Component data from apps and pages
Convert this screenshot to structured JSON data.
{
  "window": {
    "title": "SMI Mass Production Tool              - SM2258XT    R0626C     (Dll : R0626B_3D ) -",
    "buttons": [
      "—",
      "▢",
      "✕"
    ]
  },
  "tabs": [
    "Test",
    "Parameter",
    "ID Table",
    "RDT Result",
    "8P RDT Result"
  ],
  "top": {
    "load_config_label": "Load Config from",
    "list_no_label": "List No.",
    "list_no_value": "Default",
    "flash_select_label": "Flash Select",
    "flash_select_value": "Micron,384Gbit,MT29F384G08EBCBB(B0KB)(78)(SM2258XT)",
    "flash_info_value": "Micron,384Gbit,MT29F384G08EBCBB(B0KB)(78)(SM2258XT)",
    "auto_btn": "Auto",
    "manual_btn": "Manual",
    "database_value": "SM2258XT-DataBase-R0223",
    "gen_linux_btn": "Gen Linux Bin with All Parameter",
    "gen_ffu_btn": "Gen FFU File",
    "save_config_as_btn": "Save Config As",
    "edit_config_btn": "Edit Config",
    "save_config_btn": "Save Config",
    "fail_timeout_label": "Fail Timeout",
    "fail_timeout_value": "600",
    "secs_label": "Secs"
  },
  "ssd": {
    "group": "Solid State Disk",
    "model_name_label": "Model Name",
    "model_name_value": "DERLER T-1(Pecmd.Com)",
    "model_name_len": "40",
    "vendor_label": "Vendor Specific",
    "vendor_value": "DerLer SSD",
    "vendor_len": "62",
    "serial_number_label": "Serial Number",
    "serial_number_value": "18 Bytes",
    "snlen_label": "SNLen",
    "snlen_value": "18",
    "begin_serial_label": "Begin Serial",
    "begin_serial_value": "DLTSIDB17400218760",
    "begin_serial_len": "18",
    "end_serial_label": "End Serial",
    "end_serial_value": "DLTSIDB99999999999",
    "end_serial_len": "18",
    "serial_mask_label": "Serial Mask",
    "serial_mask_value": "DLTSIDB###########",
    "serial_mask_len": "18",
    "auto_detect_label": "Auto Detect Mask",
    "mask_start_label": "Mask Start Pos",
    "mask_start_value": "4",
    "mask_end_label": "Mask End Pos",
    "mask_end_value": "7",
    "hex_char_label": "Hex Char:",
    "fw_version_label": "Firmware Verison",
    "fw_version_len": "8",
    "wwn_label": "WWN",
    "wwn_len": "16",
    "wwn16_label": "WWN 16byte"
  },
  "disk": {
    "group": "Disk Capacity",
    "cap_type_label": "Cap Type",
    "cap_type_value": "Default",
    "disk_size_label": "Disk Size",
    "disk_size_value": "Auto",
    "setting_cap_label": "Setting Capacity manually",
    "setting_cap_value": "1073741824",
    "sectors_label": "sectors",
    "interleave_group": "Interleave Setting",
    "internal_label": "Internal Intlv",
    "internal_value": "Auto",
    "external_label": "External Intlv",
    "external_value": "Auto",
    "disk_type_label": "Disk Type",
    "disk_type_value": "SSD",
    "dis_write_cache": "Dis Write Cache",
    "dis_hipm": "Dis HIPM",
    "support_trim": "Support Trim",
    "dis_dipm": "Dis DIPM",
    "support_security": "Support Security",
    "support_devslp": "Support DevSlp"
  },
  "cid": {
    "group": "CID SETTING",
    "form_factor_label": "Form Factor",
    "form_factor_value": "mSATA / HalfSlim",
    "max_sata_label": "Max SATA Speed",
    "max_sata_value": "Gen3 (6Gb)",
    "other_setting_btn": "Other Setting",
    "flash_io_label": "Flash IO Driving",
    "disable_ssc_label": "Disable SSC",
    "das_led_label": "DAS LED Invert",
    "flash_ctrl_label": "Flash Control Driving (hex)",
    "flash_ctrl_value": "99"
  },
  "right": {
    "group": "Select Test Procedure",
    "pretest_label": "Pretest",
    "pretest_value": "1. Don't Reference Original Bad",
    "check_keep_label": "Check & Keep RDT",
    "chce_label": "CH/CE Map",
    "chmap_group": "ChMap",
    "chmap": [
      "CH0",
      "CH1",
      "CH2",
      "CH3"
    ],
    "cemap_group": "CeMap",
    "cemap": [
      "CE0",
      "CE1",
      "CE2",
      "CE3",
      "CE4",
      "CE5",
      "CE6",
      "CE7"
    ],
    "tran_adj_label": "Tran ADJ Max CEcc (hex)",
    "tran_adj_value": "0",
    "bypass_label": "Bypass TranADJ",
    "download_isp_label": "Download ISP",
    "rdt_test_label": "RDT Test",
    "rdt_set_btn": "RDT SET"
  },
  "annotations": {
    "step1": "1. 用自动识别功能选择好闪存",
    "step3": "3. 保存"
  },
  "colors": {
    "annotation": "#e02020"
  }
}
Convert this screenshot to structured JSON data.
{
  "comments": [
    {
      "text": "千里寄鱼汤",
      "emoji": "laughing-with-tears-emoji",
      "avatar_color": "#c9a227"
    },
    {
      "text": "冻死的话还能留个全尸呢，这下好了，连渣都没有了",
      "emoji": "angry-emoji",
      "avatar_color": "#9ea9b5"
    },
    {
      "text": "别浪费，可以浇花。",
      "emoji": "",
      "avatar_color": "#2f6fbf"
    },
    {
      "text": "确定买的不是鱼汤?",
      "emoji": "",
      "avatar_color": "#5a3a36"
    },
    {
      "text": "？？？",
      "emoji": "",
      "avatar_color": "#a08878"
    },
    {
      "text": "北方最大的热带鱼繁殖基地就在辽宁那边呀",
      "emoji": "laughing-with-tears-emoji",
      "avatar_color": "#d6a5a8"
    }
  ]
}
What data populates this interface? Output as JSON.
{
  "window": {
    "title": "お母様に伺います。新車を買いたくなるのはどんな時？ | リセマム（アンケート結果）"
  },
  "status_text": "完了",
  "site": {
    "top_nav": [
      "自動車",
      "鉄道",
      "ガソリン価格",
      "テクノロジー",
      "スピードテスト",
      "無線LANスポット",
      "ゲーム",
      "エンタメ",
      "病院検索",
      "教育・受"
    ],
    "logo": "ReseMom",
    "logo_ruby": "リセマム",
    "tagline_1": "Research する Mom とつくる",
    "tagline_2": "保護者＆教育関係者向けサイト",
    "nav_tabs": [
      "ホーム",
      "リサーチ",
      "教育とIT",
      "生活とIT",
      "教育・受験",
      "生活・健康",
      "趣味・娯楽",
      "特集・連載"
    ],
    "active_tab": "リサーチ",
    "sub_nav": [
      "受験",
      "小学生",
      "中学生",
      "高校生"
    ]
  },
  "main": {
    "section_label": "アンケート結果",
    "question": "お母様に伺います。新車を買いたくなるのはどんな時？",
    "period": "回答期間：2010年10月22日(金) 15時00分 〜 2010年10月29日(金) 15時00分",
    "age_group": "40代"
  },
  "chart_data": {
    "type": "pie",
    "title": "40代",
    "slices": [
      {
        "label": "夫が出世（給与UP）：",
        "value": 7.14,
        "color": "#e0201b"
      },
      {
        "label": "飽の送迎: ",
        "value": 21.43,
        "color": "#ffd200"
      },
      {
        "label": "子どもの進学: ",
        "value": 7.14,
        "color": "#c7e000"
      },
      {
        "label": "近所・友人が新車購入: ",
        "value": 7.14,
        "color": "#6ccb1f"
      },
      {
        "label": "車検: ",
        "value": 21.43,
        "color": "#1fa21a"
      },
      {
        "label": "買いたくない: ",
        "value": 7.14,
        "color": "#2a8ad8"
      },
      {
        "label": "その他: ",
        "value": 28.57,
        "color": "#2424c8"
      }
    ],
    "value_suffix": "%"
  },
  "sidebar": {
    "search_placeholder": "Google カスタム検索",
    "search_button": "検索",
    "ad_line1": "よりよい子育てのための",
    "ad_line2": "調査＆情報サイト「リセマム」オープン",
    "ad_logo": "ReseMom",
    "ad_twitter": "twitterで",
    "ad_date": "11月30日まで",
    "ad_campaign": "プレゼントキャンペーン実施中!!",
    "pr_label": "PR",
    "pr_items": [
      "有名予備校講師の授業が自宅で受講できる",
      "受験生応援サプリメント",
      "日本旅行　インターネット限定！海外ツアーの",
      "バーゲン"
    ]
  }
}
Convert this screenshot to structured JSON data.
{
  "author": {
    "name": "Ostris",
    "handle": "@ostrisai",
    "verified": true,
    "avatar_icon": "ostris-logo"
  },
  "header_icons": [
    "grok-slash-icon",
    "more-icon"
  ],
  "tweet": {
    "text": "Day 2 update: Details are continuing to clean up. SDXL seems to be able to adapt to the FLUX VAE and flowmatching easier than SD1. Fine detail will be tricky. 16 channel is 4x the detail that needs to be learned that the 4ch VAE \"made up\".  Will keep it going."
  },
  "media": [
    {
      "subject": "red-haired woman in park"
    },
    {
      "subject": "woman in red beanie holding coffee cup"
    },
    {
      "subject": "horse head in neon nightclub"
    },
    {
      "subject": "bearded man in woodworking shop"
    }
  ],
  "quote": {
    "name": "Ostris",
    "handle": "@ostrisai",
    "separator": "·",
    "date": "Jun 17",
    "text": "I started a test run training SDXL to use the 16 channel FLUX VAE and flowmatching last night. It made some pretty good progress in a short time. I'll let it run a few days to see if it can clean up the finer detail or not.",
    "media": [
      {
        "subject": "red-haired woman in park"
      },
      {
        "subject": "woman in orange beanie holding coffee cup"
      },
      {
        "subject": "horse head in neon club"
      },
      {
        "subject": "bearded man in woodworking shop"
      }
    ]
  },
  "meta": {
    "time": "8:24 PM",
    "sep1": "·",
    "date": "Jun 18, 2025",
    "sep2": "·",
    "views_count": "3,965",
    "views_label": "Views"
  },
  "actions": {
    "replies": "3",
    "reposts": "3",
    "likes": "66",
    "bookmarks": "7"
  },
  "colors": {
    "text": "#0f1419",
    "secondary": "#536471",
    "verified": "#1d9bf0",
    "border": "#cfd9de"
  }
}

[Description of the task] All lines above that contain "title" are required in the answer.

[Solution for this exercise]
    "title": "SMI Mass Production Tool              - SM2258XT    R0626C     (Dll : R0626B_3D ) -",
    "title": "お母様に伺います。新車を買いたくなるのはどんな時？ | リセマム（アンケート結果）"
    "title": "40代",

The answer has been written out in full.